Q. I am drafting an editorial statement for a journal that adheres to CMOS and I’m not sure how to sign it. What is the proper capitalization of my title, co-Editor-in-Chief? Should it be “Jane Doe, co-Editor-in-Chief” or “Jane Doe, Co-editor-in-chief” or no capitalization at all? Does co- adhere to CMOS, or should our editorial leadership be simply “Editors-in-Chief” (and in that case, how would each editor refer to her individual title)?

A. It’s up to your journal what names to give its leaders, but in the absence of other instructions in CMOS, we follow Merriam Webster’s Collegiate Dictionary, which spells your terms “editor in chief” and “coeditor.” It’s customary to cap a title in a display line—in this case, Editor in Chief or Coeditor in Chief. (Chicago’s guidelines for lowercasing are meant to apply to running text, not display type.) Please see sections 8.18–19 for general rules on capitalizing titles and offices.

Q. I’m new at this and want to learn all I can. Should there be a comma after Perhaps in the following sentence? “Perhaps I would never have had the opportunity for an education.”

A. A comma has the power to make readers pause, so first try reading the sentence out loud to see whether a pause would be problematic. CMOS 6.36 says that short adverbial introductory phrases are normally fine without a comma, and that seems to be the case in your sentence. Anytime you decide you do want a pause, consider whether you actually need something stronger than a comma, such as a period or dash.

Q. A sentence in a manuscript: In a landmark collection of essays, The Division of the Kingdoms: Shakespeare’s Two Versions of “King Lear,” a range of scholars made the case . . . The book title is of course in italics—but then how does one treat that comma after Lear, and then the quote mark after the comma? Would the comma be in roman, and then the quote mark in italics?

A. This situation is a sticky wicket. The quotation marks must be italic, since they are both part of an italic book title. But the comma doesn’t belong to the title.
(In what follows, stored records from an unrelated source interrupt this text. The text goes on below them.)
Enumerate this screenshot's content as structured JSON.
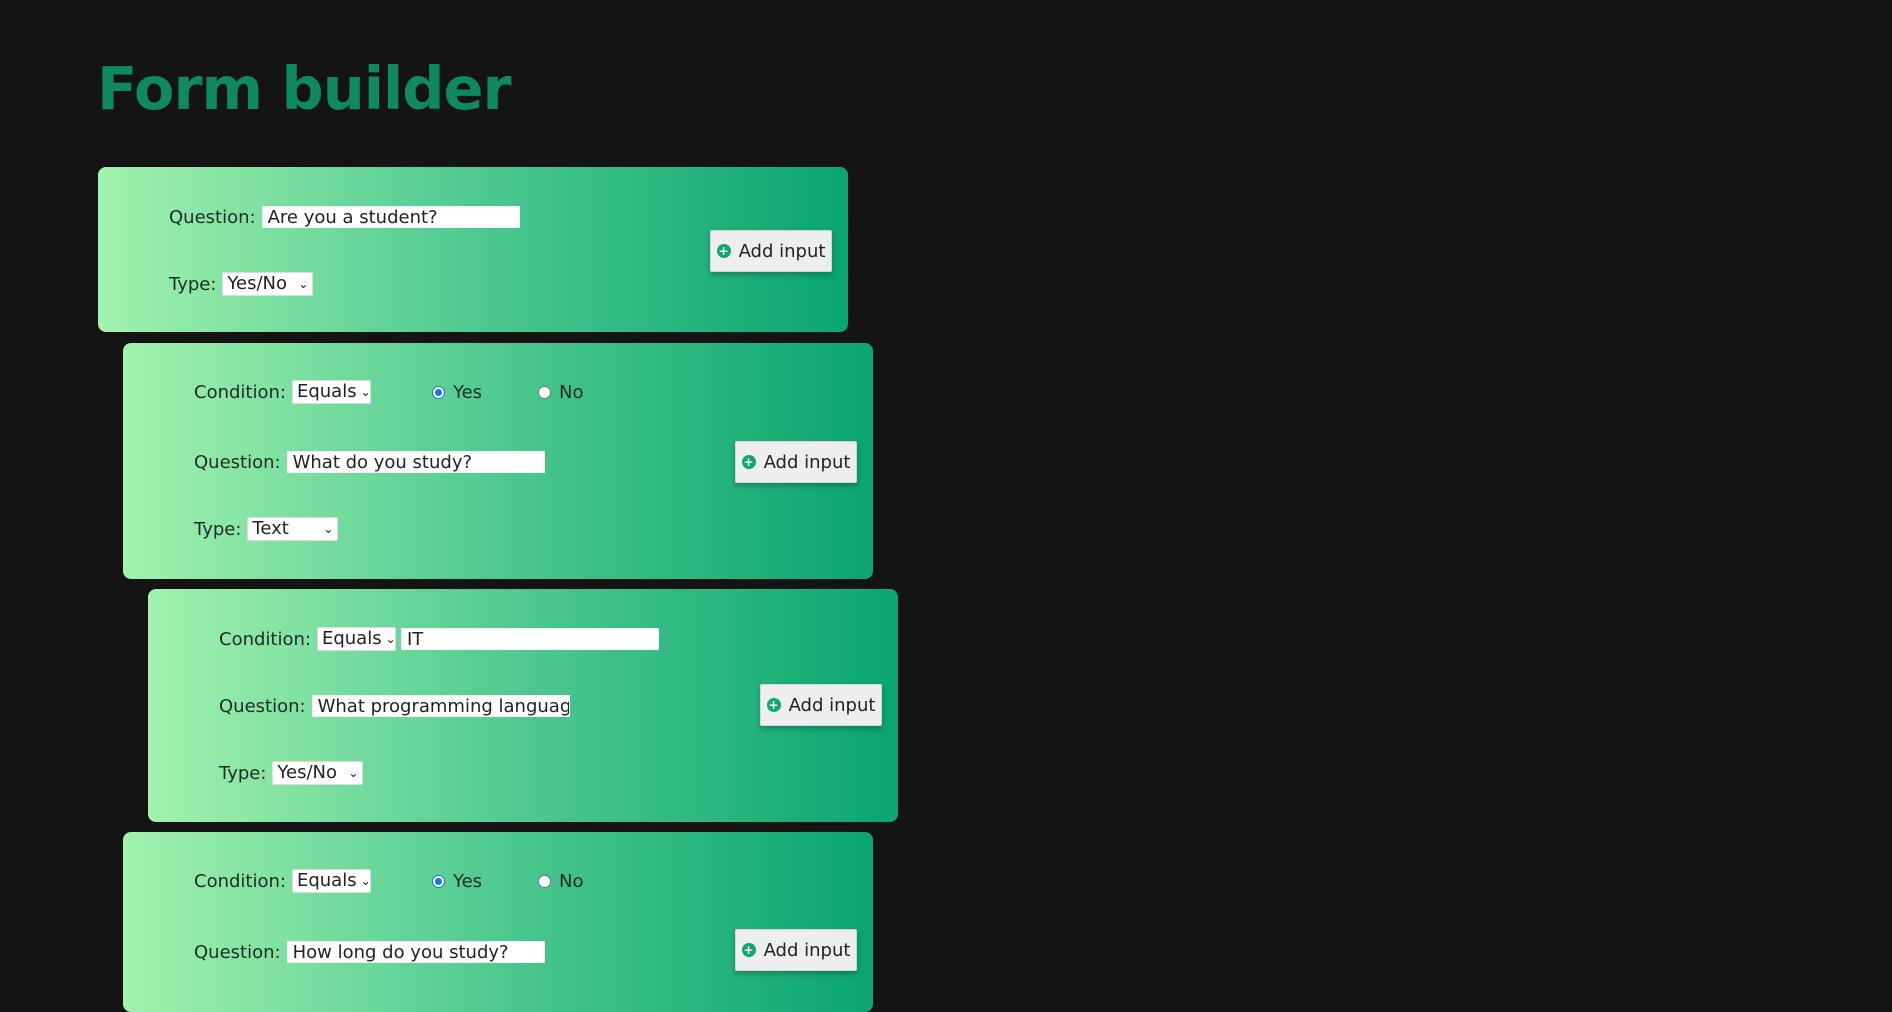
{
  "page": {
    "title": "Form builder"
  },
  "labels": {
    "question": "Question:",
    "type": "Type:",
    "condition": "Condition:",
    "add_input": "Add input"
  },
  "cards": [
    {
      "question": "Are you a student?",
      "type": "Yes/No"
    },
    {
      "condition": "Equals",
      "radio_yes": "Yes",
      "radio_no": "No",
      "selected": "Yes",
      "question": "What do you study?",
      "type": "Text"
    },
    {
      "condition": "Equals",
      "condition_value": "IT",
      "question": "What programming language?",
      "type": "Yes/No"
    },
    {
      "condition": "Equals",
      "radio_yes": "Yes",
      "radio_no": "No",
      "selected": "Yes",
      "question": "How long do you study?"
    }
  ],
  "icons": {
    "add": "plus-circle-icon",
    "dropdown": "chevron-down-icon"
  },
  "colors": {
    "background": "#141414",
    "title": "#0f8a5f",
    "accent": "#10a673",
    "radio_selected": "#1a73e8"
  }
}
According to Chicago’s preference for putting punctuation into the same font as the “surrounding text” (6.5), the comma would be roman. But this comma is “surrounded” by italics! If only we could use “logical punctuation,” whereby the comma would go outside the quotation marks, to render the issue moot. But that would be un-American. Editors here disagree on the best solution, so style the comma as you wish with the hope that its tiny size will allow readers to ignore it.

Q. I am writing a fictional piece that includes a discussion of the Fujita scale of tornado intensities. I am trying to write “318 miles an hour, the top wind speed of an F5 tornado.” I know the Manual wants most numbers spelled out up through 999, but writing “three-hundred-eighteen miles an hour” just doesn’t look right.
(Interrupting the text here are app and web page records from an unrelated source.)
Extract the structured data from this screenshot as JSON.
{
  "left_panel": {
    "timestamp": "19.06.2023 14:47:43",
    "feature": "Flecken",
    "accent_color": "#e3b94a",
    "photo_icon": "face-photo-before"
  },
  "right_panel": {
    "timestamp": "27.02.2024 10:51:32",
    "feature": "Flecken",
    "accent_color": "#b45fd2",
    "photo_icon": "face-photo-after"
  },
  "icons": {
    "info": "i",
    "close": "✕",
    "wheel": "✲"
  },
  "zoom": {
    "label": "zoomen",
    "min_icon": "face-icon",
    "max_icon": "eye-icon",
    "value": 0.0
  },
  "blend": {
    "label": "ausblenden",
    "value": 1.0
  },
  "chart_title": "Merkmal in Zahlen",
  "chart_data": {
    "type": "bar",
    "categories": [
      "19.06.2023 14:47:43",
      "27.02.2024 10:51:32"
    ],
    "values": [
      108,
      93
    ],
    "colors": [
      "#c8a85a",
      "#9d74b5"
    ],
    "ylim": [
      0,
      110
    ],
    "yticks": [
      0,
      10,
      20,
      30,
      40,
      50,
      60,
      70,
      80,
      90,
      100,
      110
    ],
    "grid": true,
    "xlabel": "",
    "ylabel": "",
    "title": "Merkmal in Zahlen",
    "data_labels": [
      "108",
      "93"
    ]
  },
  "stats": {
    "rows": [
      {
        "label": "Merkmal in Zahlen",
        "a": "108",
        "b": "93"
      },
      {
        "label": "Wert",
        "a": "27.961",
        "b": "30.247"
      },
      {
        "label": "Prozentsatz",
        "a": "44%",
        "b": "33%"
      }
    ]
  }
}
A. Actually, the Manual spells out nonround numbers only through one hundred, so “318 miles an hour” is fine Chicago style. Please see sections 9.2–7 for the general rules on spelling out numbers.

Q. This question/answer appeared in the November Q&A:

Q. Which is the proper spelling of a generic age: 30s and 40s or 30’s and 40’s?

A. Chicago’s preferred style is thirties and forties, but if you need to use numerals, we recommend leaving out the apostrophes.

The answer states “we recommend leaving out the apostrophes.” Recommend means to advise, appearing to state that there is a choice, yet in the question, surely the apostrophes are incorrect according to the rule of grammar? Thank you, and by the way, what has happened to the fun quips that used to appear in the Q&A answers?

A. The apostrophes aren’t actually incorrect; they’re commonly used. Oxford Dictionaries specifically allows apostrophes for the plurals of single numerals (e.g., 7’s). But they aren’t Chicago style, and we recommend omitting them in the plurals of numbers written as numerals. As for the fun quips, we are professionals here; we can’t just sit around quipping all the time. (But if you’re desperate, you can find a few here.)